Barrikadnaya (Russian: Баррикадная) is a station on the Tagansko-Krasnopresnenskaya Line of the Moscow Metro. It is named after the events of the Revolution of 1905 when it was a site for barricades on Krasnaya Presnya street. The station was opened in 1972 as the first station on the Krasnopresenenskiy line, and for three years was its southern terminus, until the tunnel to Pushkinskaya connected it to the Zhdanovskiy line.
The station was built following a typical pylon design, however due to unfavourable underlying geological conditions the pylons eventually had to be widened. Decoratively the station shows that by the early 1970s the architectural style of Moscow Metro stations had evolved from the functional designs of the 1960s. The station architects Strelkov and Polikarpova applied a theme of pink and red marble to the pylons, which due to their extension from the floor to the vault appear to look like barricades.
The walls are exquisitely decorated with different shades of pink, red, blue and grey marble.

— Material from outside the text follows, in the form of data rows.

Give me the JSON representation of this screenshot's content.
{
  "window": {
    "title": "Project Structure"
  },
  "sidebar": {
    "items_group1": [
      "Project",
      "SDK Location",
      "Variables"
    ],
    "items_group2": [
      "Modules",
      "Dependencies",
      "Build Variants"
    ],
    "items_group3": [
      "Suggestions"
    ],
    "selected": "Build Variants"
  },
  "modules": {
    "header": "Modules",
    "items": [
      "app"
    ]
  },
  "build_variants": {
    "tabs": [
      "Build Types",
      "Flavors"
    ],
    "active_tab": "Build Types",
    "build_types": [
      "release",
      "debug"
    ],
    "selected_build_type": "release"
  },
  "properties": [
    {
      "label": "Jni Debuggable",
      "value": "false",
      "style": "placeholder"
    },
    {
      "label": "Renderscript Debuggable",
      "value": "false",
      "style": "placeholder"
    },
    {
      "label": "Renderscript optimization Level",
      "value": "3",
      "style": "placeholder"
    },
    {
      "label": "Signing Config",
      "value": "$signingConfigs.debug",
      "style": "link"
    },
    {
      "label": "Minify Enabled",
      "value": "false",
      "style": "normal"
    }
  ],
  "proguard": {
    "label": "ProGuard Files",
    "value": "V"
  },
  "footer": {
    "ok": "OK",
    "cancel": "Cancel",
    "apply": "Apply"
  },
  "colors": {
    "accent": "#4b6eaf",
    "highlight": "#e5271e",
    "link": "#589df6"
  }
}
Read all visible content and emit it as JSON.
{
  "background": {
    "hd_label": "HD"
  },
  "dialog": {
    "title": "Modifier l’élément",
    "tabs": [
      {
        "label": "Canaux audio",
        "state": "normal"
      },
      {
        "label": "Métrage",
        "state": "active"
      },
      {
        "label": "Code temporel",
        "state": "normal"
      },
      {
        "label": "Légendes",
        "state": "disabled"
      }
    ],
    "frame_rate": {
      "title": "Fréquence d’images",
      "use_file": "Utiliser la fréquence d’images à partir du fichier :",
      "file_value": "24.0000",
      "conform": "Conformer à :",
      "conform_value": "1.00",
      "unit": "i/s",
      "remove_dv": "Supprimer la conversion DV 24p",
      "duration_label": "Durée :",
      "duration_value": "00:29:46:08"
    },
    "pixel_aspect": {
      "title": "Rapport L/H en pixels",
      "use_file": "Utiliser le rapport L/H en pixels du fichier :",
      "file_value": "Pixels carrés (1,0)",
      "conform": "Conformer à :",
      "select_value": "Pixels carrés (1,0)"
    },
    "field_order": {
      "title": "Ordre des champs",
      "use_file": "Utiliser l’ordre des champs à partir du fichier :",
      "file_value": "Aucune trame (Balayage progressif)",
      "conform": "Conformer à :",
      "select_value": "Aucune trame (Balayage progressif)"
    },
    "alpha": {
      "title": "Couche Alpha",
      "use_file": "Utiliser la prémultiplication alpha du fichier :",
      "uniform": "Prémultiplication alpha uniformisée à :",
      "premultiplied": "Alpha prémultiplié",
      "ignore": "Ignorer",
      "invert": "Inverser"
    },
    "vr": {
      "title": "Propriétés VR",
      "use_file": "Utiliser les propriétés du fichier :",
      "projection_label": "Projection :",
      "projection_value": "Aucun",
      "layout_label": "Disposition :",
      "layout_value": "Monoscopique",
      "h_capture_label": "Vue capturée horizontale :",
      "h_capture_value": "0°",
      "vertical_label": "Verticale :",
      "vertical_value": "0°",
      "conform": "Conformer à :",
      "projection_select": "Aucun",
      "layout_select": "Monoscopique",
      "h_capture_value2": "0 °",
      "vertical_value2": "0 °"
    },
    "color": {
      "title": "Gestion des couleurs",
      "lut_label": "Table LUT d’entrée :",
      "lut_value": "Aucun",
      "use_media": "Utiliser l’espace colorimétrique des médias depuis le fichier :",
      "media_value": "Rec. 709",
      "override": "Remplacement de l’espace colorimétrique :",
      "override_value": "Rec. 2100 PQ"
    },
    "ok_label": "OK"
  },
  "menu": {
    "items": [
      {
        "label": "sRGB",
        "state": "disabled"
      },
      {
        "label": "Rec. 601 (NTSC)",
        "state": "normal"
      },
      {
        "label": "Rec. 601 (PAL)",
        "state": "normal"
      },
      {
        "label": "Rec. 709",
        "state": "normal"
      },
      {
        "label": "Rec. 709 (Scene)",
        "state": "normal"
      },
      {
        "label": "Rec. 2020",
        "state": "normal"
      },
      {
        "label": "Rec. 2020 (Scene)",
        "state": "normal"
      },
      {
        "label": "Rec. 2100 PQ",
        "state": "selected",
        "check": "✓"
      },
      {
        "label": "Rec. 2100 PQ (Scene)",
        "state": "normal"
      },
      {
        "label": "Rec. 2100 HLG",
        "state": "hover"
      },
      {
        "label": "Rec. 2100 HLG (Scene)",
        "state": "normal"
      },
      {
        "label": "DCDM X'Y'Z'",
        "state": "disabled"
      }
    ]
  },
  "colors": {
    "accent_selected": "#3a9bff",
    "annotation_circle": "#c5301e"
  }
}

The central hall had to be extended as the station was initially designed for extended seven-carriage trains (although the line has been using eight-carriages since the late 1980s). This design is most obviously seen in the entrances to the central hall, which are all decorated with metallic artworks.
The entrance to the station is located on Barrikadnaya Street, which links Krasnaya Presnya with the Garden Ring, and is externally decorated with stone artwork depicting the events of 1905. Across the road is one of Stalin's Seven Sisters skyscrapers. From the opposite end of the central hall there is a transfer to the Krasnopresnenskaya station of the Koltsevaya Line. The daily passenger traffic of the station amounts to 32,400 people via the station entrance, and 118,500 using the transfer.